◆ **Problem to work on**: Please repeat the listing exactly, with every line intact.

◆ **Information given**:
--------------------------------------------------
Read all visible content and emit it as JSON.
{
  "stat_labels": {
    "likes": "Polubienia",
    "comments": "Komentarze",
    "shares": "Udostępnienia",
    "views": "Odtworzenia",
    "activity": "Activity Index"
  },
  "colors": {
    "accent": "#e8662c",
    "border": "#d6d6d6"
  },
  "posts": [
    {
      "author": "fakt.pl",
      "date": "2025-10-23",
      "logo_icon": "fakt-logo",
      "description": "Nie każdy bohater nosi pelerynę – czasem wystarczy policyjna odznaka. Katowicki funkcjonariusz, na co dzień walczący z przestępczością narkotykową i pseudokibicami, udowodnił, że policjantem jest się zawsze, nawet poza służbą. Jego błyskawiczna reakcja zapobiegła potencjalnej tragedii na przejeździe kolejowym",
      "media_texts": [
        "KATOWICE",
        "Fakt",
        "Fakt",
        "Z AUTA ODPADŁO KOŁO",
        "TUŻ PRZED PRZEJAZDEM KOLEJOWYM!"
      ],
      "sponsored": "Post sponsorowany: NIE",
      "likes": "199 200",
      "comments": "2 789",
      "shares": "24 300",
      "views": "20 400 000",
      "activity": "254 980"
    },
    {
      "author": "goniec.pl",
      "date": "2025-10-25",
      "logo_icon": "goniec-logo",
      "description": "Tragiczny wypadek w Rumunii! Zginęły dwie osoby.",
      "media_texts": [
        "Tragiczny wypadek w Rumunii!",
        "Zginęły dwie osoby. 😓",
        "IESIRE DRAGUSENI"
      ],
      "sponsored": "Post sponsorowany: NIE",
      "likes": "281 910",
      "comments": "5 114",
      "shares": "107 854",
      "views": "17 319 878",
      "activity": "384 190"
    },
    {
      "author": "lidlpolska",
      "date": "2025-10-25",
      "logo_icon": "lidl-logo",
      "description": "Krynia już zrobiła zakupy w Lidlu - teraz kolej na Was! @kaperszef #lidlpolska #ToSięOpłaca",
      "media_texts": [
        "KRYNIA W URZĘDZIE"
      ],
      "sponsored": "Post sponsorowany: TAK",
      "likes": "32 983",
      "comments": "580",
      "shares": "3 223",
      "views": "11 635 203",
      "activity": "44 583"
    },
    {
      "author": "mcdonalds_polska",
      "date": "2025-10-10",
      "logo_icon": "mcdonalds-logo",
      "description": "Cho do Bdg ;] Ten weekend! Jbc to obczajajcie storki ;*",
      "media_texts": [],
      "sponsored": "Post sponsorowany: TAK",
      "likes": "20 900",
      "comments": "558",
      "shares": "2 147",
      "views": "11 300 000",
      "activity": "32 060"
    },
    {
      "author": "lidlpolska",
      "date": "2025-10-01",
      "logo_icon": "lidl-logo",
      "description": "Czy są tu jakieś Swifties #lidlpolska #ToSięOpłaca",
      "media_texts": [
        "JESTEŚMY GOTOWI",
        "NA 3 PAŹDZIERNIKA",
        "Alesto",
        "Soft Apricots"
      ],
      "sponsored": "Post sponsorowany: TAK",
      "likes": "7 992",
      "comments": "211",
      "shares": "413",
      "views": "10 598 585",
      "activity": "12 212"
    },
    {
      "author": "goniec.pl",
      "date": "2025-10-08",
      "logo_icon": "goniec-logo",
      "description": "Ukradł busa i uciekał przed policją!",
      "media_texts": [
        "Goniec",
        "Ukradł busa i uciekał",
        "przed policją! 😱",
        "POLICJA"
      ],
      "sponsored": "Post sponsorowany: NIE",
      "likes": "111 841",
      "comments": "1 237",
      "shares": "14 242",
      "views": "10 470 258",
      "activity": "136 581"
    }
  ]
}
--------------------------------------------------
◆ **Task response**:
Read all visible content and emit it as JSON.
{
  "stat_labels": {
    "likes": "Polubienia",
    "comments": "Komentarze",
    "shares": "Udostępnienia",
    "views": "Odtworzenia",
    "activity": "Activity Index"
  },
  "colors": {
    "accent": "#e8662c",
    "border": "#d6d6d6"
  },
  "posts": [
    {
      "author": "fakt.pl",
      "date": "2025-10-23",
      "logo_icon": "fakt-logo",
      "description": "Nie każdy bohater nosi pelerynę – czasem wystarczy policyjna odznaka. Katowicki funkcjonariusz, na co dzień walczący z przestępczością narkotykową i pseudokibicami, udowodnił, że policjantem jest się zawsze, nawet poza służbą. Jego błyskawiczna reakcja zapobiegła potencjalnej tragedii na przejeździe kolejowym",
      "media_texts": [
        "KATOWICE",
        "Fakt",
        "Fakt",
        "Z AUTA ODPADŁO KOŁO",
        "TUŻ PRZED PRZEJAZDEM KOLEJOWYM!"
      ],
      "sponsored": "Post sponsorowany: NIE",
      "likes": "199 200",
      "comments": "2 789",
      "shares": "24 300",
      "views": "20 400 000",
      "activity": "254 980"
    },
    {
      "author": "goniec.pl",
      "date": "2025-10-25",
      "logo_icon": "goniec-logo",
      "description": "Tragiczny wypadek w Rumunii! Zginęły dwie osoby.",
      "media_texts": [
        "Tragiczny wypadek w Rumunii!",
        "Zginęły dwie osoby. 😓",
        "IESIRE DRAGUSENI"
      ],
      "sponsored": "Post sponsorowany: NIE",
      "likes": "281 910",
      "comments": "5 114",
      "shares": "107 854",
      "views": "17 319 878",
      "activity": "384 190"
    },
    {
      "author": "lidlpolska",
      "date": "2025-10-25",
      "logo_icon": "lidl-logo",
      "description": "Krynia już zrobiła zakupy w Lidlu - teraz kolej na Was! @kaperszef #lidlpolska #ToSięOpłaca",
      "media_texts": [
        "KRYNIA W URZĘDZIE"
      ],
      "sponsored": "Post sponsorowany: TAK",
      "likes": "32 983",
      "comments": "580",
      "shares": "3 223",
      "views": "11 635 203",
      "activity": "44 583"
    },
    {
      "author": "mcdonalds_polska",
      "date": "2025-10-10",
      "logo_icon": "mcdonalds-logo",
      "description": "Cho do Bdg ;] Ten weekend! Jbc to obczajajcie storki ;*",
      "media_texts": [],
      "sponsored": "Post sponsorowany: TAK",
      "likes": "20 900",
      "comments": "558",
      "shares": "2 147",
      "views": "11 300 000",
      "activity": "32 060"
    },
    {
      "author": "lidlpolska",
      "date": "2025-10-01",
      "logo_icon": "lidl-logo",
      "description": "Czy są tu jakieś Swifties #lidlpolska #ToSięOpłaca",
      "media_texts": [
        "JESTEŚMY GOTOWI",
        "NA 3 PAŹDZIERNIKA",
        "Alesto",
        "Soft Apricots"
      ],
      "sponsored": "Post sponsorowany: TAK",
      "likes": "7 992",
      "comments": "211",
      "shares": "413",
      "views": "10 598 585",
      "activity": "12 212"
    },
    {
      "author": "goniec.pl",
      "date": "2025-10-08",
      "logo_icon": "goniec-logo",
      "description": "Ukradł busa i uciekał przed policją!",
      "media_texts": [
        "Goniec",
        "Ukradł busa i uciekał",
        "przed policją! 😱",
        "POLICJA"
      ],
      "sponsored": "Post sponsorowany: NIE",
      "likes": "111 841",
      "comments": "1 237",
      "shares": "14 242",
      "views": "10 470 258",
      "activity": "136 581"
    }
  ]
}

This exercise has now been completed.